REQUIRED WORK
Look through the records that follow and state how many lines hold the word "Home", without adding anything.

RECORDS SUPPLIED
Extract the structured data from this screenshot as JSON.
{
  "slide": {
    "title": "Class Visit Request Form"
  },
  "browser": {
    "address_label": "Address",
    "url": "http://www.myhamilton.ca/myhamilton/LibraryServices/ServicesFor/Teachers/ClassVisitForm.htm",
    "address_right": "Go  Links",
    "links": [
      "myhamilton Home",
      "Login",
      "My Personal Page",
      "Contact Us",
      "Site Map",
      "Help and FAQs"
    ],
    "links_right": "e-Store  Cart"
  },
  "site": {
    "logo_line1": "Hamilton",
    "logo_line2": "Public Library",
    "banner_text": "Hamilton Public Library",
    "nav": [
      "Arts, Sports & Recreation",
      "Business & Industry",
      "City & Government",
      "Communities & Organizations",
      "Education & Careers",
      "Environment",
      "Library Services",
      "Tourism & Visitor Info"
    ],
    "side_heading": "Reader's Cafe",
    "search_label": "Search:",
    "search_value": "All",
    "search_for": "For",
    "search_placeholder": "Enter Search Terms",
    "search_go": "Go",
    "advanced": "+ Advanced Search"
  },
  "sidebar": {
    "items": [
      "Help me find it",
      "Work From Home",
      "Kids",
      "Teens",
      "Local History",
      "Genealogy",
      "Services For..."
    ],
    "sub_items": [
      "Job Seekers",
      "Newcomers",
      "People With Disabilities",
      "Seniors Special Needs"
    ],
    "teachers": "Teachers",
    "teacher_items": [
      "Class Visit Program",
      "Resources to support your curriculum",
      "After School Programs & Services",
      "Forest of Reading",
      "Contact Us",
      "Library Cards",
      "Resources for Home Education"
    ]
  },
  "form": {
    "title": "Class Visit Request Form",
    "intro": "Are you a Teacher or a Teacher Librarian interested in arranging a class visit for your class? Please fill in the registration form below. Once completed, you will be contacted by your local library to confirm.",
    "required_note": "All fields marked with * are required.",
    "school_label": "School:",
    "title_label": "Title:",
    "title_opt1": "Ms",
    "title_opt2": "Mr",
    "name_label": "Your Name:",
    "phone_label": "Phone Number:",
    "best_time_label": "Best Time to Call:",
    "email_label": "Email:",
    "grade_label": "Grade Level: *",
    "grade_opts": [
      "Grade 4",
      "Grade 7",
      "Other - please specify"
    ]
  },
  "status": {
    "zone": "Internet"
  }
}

EXERCISE OUTPUT
3